I realised that for the second time this month I skipped a day of posting.Oops.
In my defense I taught until 5.15pm, then got home, grabbed the family and dashed to Jack's school for a parent/teacher conference, then met a couple at my house who might be buying some toys off Craigslist, then did homework, ate dinner, bathed and put boys to bed. At this point it was 9pm and I just collapsed on the couch and watched Homeland. I love that show and marvel each time how much of a great actress Claire Danes is.
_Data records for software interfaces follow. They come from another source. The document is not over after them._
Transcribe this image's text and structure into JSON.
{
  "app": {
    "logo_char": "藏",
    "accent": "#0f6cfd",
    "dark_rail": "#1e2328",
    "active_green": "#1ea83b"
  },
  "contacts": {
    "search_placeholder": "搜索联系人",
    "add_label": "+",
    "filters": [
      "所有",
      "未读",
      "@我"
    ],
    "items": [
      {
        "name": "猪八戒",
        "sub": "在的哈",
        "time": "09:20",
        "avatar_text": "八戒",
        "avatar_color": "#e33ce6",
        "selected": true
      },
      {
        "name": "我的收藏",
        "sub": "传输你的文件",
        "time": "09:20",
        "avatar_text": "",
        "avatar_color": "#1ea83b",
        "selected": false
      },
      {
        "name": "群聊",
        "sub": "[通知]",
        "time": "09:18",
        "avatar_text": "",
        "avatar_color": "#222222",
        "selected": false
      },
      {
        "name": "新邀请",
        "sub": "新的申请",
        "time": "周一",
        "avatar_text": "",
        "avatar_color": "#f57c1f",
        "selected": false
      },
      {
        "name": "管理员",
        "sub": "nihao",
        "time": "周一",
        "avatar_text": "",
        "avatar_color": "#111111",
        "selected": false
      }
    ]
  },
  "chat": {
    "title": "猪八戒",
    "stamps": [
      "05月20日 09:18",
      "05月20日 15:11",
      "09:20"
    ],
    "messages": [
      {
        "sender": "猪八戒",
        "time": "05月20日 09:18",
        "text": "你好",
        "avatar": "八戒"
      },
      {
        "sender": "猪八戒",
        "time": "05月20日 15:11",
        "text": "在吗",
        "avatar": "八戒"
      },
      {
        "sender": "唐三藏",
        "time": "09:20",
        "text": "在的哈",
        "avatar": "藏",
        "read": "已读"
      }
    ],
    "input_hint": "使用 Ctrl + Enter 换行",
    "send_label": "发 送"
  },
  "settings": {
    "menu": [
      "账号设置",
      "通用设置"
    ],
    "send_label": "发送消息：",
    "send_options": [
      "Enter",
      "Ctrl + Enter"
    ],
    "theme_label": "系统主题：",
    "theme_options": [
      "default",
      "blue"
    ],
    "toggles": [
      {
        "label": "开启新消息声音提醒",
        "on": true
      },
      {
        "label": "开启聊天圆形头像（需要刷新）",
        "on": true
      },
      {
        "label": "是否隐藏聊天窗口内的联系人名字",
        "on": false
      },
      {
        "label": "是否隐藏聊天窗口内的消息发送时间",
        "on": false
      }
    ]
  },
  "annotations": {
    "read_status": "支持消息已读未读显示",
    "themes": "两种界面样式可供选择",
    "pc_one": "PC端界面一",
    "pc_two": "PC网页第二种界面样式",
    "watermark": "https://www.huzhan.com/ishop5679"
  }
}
Jack's conference was okay I suppose. He's great at all the things I was great at (science, art, social studies) but struggling with reading and writing. We talked about how they can help him and how we can help him. One of the issues we have is that he's sat with kids much older than him that finish their work quickly, so he rushes too (so he won't finish last) and he gets it wrong. She even made the statement that one of the kids in his group finds it way too easy. Marvelous. How about we move him then to a group of kids that don't finish it first and find it all easy-peasy lemon squeezy? How about we build his confidence rather than making him feel like a dunce?
I keep questioning my decision not to red-shirt him (hold him back a year so he's one of the oldest) but it felt so right at the time and for heavens sake - kids start in school at age 4 in England! I read a really nice article written by a child psychologist recently that concluded that all the kids typically level out by 3rd grade and that red-shirted kids do not necessarily go on to excel. She also said (and this is the most important thing for me) that years 5 and 6 are crucial for learning and the best place for them to be during those formative years is in school. So what I have to do is stop comparing him to the older kids. I really do.